<<<<

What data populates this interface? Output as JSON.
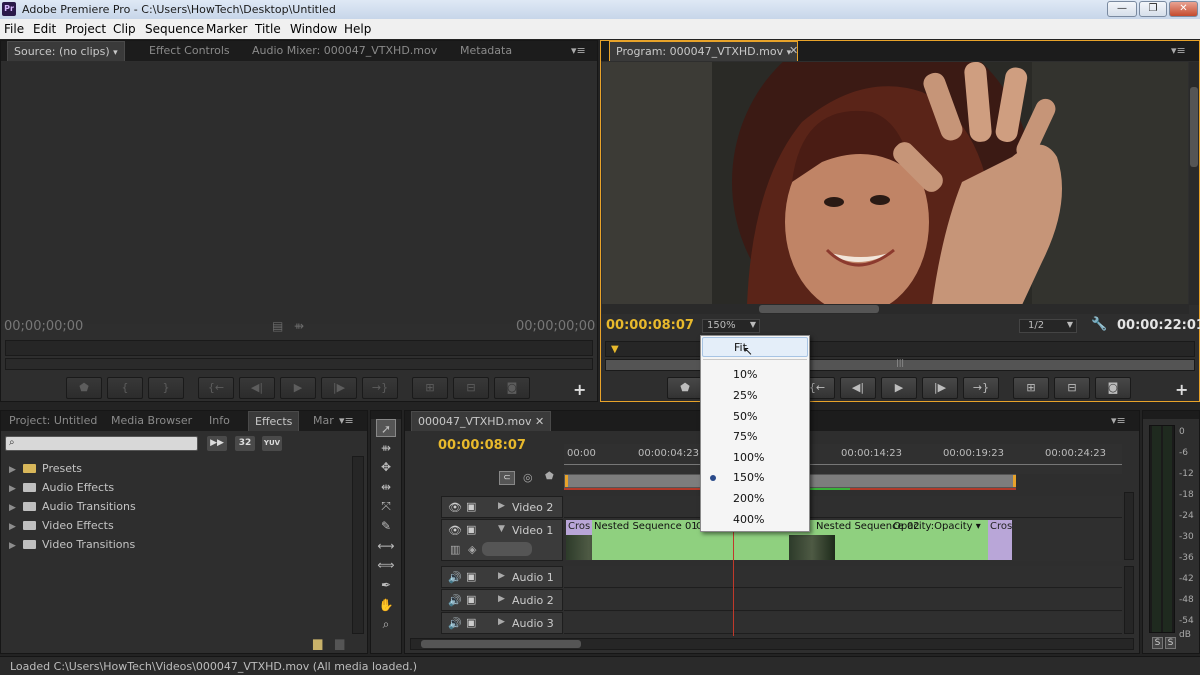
{
  "window": {
    "app_icon_text": "Pr",
    "title": "Adobe Premiere Pro - C:\\Users\\HowTech\\Desktop\\Untitled",
    "minimize": "—",
    "maximize": "❐",
    "close": "✕"
  },
  "menu": [
    "File",
    "Edit",
    "Project",
    "Clip",
    "Sequence",
    "Marker",
    "Title",
    "Window",
    "Help"
  ],
  "source_panel": {
    "tabs": [
      "Source: (no clips)",
      "Effect Controls",
      "Audio Mixer: 000047_VTXHD.mov",
      "Metadata"
    ],
    "timecode_in": "00;00;00;00",
    "timecode_out": "00;00;00;00"
  },
  "program_panel": {
    "tab": "Program: 000047_VTXHD.mov",
    "timecode_current": "00:00:08:07",
    "zoom": "150%",
    "resolution": "1/2",
    "timecode_duration": "00:00:22:01"
  },
  "zoom_menu": {
    "items": [
      "Fit",
      "10%",
      "25%",
      "50%",
      "75%",
      "100%",
      "150%",
      "200%",
      "400%"
    ],
    "selected": "150%",
    "hovered": "Fit"
  },
  "project_panel": {
    "tabs": [
      "Project: Untitled",
      "Media Browser",
      "Info",
      "Effects",
      "Mar"
    ],
    "search_placeholder": "",
    "filter_badges": [
      "32",
      "YUV"
    ],
    "tree": [
      "Presets",
      "Audio Effects",
      "Audio Transitions",
      "Video Effects",
      "Video Transitions"
    ]
  },
  "timeline": {
    "tab": "000047_VTXHD.mov",
    "timecode": "00:00:08:07",
    "ruler": [
      "00:00",
      "00:00:04:23",
      "00:00:14:23",
      "00:00:19:23",
      "00:00:24:23"
    ],
    "video_tracks": [
      "Video 2",
      "Video 1"
    ],
    "audio_tracks": [
      "Audio 1",
      "Audio 2",
      "Audio 3"
    ],
    "clips": {
      "trans1": "Cros",
      "clip1": "Nested Sequence 01",
      "clip1_suffix": "O",
      "clip2": "Nested Sequence 02",
      "clip2_opacity": "Opacity:Opacity ▾",
      "trans2": "Cros"
    }
  },
  "meter": {
    "labels": [
      "0",
      "-6",
      "-12",
      "-18",
      "-24",
      "-30",
      "-36",
      "-42",
      "-48",
      "-54",
      "dB"
    ],
    "solo": [
      "S",
      "S"
    ]
  },
  "status": "Loaded C:\\Users\\HowTech\\Videos\\000047_VTXHD.mov (All media loaded.)",
  "colors": {
    "timecode": "#e8b92c",
    "clip": "#8fd07f",
    "highlight": "#e8a32a"
  }
}
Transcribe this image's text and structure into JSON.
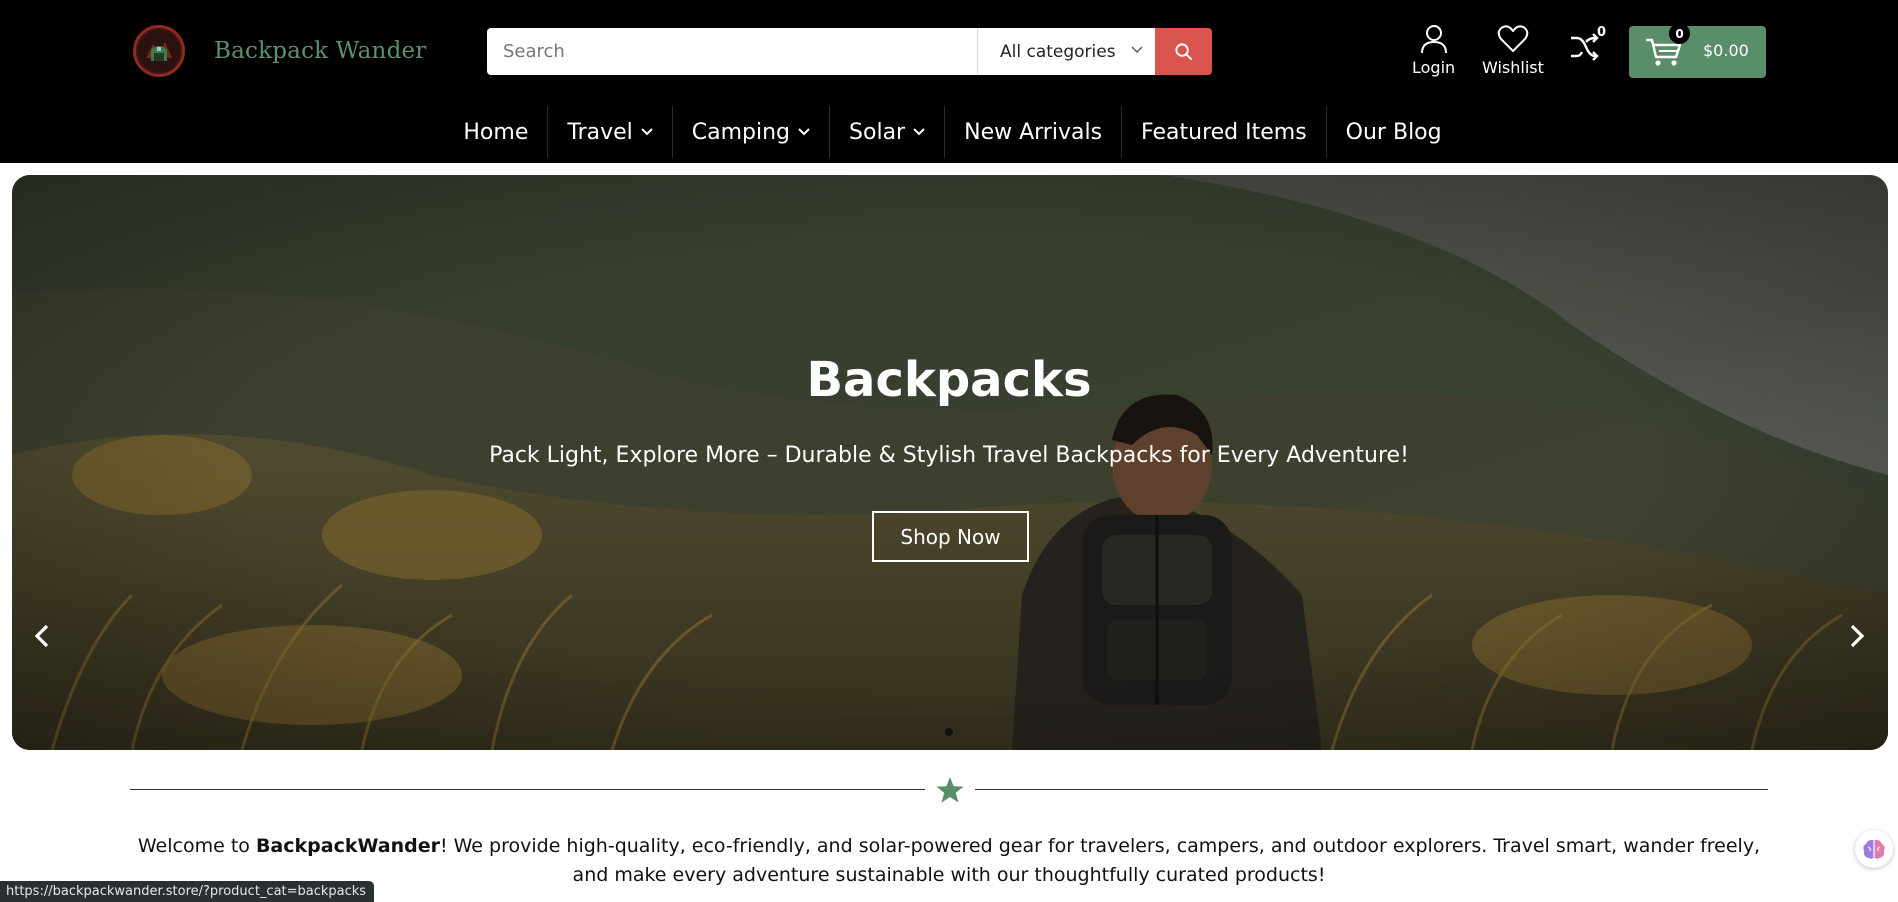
{
  "header": {
    "brand": "Backpack Wander",
    "logo_icon": "backpack-logo-icon",
    "search": {
      "placeholder": "Search",
      "value": "",
      "category": "All categories"
    },
    "login_label": "Login",
    "wishlist_label": "Wishlist",
    "compare_count": "0",
    "cart_count": "0",
    "cart_total": "$0.00"
  },
  "nav": {
    "items": [
      {
        "label": "Home",
        "dropdown": false
      },
      {
        "label": "Travel",
        "dropdown": true
      },
      {
        "label": "Camping",
        "dropdown": true
      },
      {
        "label": "Solar",
        "dropdown": true
      },
      {
        "label": "New Arrivals",
        "dropdown": false
      },
      {
        "label": "Featured Items",
        "dropdown": false
      },
      {
        "label": "Our Blog",
        "dropdown": false
      }
    ]
  },
  "hero": {
    "title": "Backpacks",
    "subtitle": "Pack Light, Explore More – Durable & Stylish Travel Backpacks for Every Adventure!",
    "button": "Shop Now",
    "slides_total": 1
  },
  "welcome": {
    "prefix": "Welcome to ",
    "brand": "BackpackWander",
    "suffix": "! We provide high-quality, eco-friendly, and solar-powered gear for travelers, campers, and outdoor explorers. Travel smart, wander freely, and make every adventure sustainable with our thoughtfully curated products!"
  },
  "status_bar": {
    "url": "https://backpackwander.store/?product_cat=backpacks"
  },
  "colors": {
    "accent_green": "#5a8d6a",
    "search_red": "#d9534f",
    "header_bg": "#000000"
  }
}
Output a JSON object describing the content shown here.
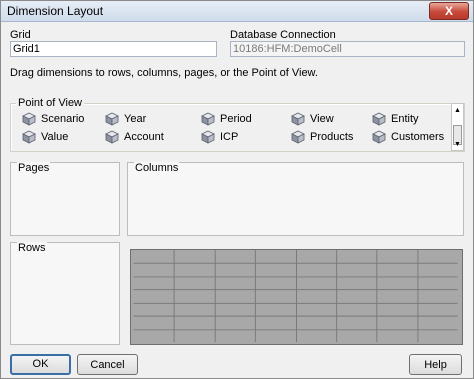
{
  "window": {
    "title": "Dimension Layout",
    "close_label": "X"
  },
  "grid_field": {
    "label": "Grid",
    "value": "Grid1"
  },
  "db_field": {
    "label": "Database Connection",
    "value": "10186:HFM:DemoCell"
  },
  "instruction": "Drag dimensions to rows, columns, pages, or the Point of View.",
  "pov": {
    "label": "Point of View",
    "items": [
      {
        "label": "Scenario",
        "icon": "dimension-icon"
      },
      {
        "label": "Year",
        "icon": "dimension-icon"
      },
      {
        "label": "Period",
        "icon": "dimension-icon"
      },
      {
        "label": "View",
        "icon": "dimension-icon"
      },
      {
        "label": "Entity",
        "icon": "dimension-icon"
      },
      {
        "label": "Value",
        "icon": "dimension-icon"
      },
      {
        "label": "Account",
        "icon": "dimension-icon"
      },
      {
        "label": "ICP",
        "icon": "dimension-icon"
      },
      {
        "label": "Products",
        "icon": "dimension-icon"
      },
      {
        "label": "Customers",
        "icon": "dimension-icon"
      }
    ]
  },
  "pages": {
    "label": "Pages"
  },
  "columns": {
    "label": "Columns"
  },
  "rows": {
    "label": "Rows"
  },
  "buttons": {
    "ok": "OK",
    "cancel": "Cancel",
    "help": "Help"
  },
  "colors": {
    "titlebar": "#d6e1ef",
    "grid_fill": "#a8a8a8",
    "close": "#c7493a"
  }
}
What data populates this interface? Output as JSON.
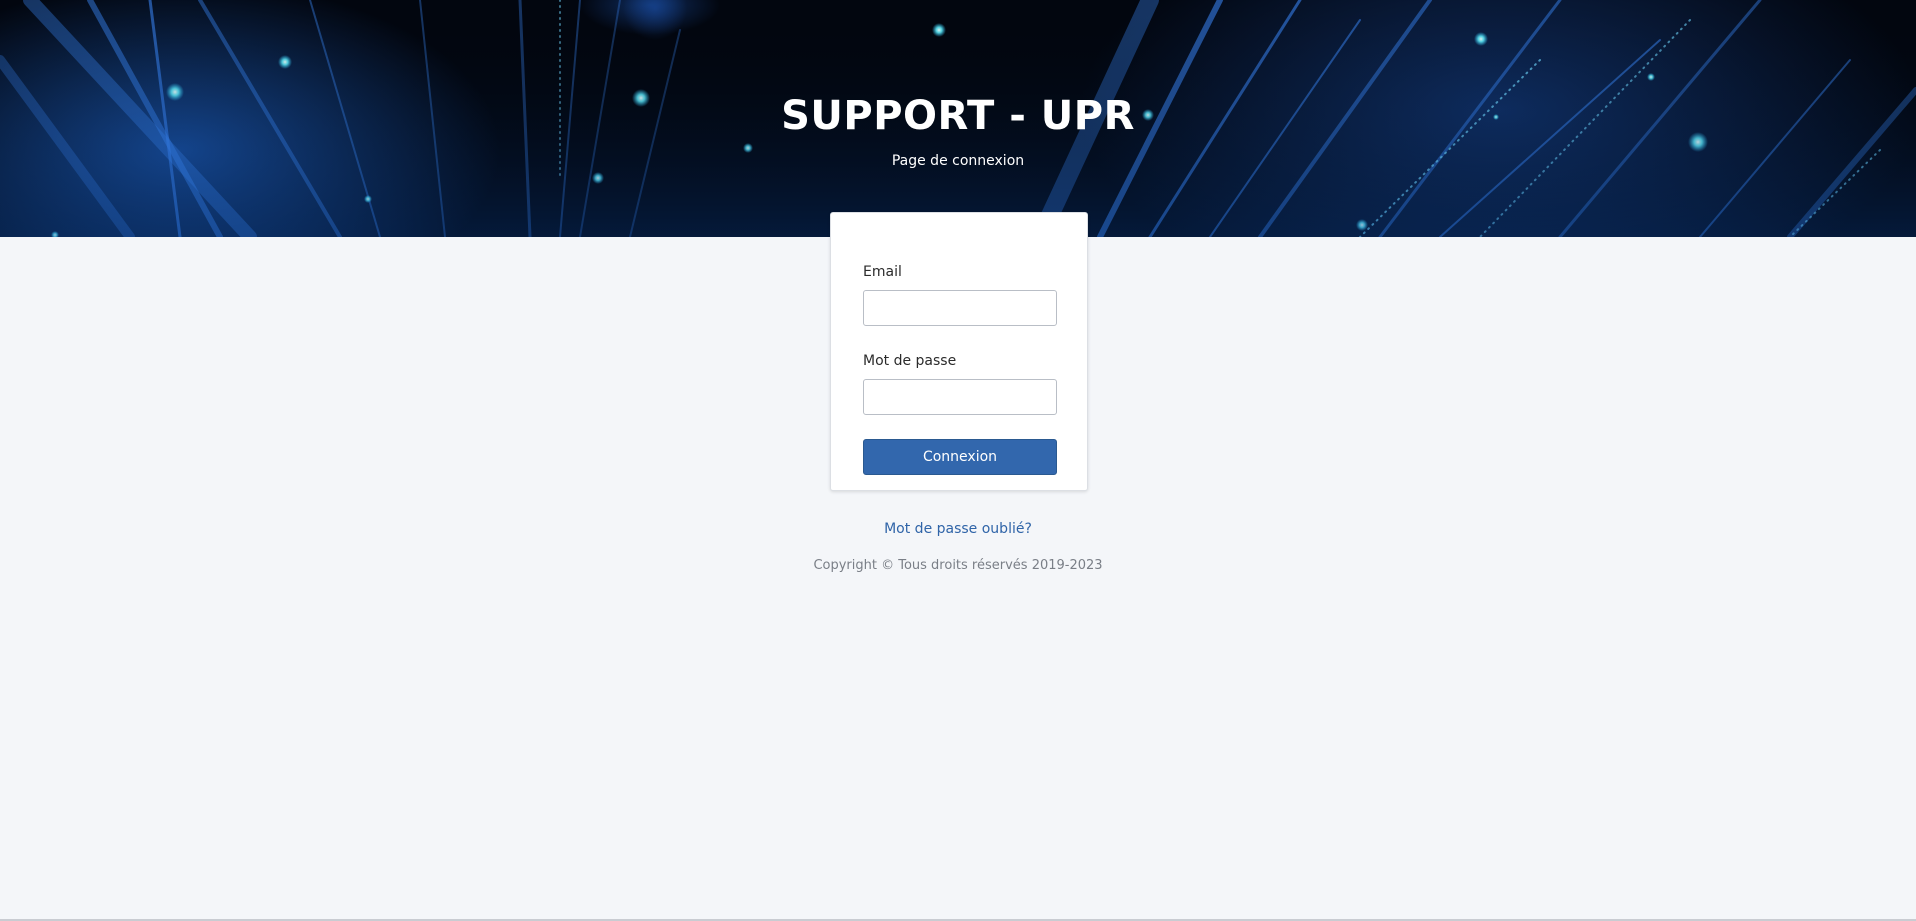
{
  "header": {
    "title": "SUPPORT - UPR",
    "subtitle": "Page de connexion"
  },
  "login_form": {
    "email_label": "Email",
    "email_value": "",
    "password_label": "Mot de passe",
    "password_value": "",
    "submit_label": "Connexion"
  },
  "footer": {
    "forgot_password_label": "Mot de passe oublié?",
    "copyright": "Copyright © Tous droits réservés 2019-2023"
  },
  "colors": {
    "hero_background": "#02060f",
    "page_background": "#f4f6f9",
    "primary_button": "#3267ad",
    "link": "#2f64a8"
  }
}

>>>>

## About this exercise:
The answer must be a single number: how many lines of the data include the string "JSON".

## Answer to the problem:
4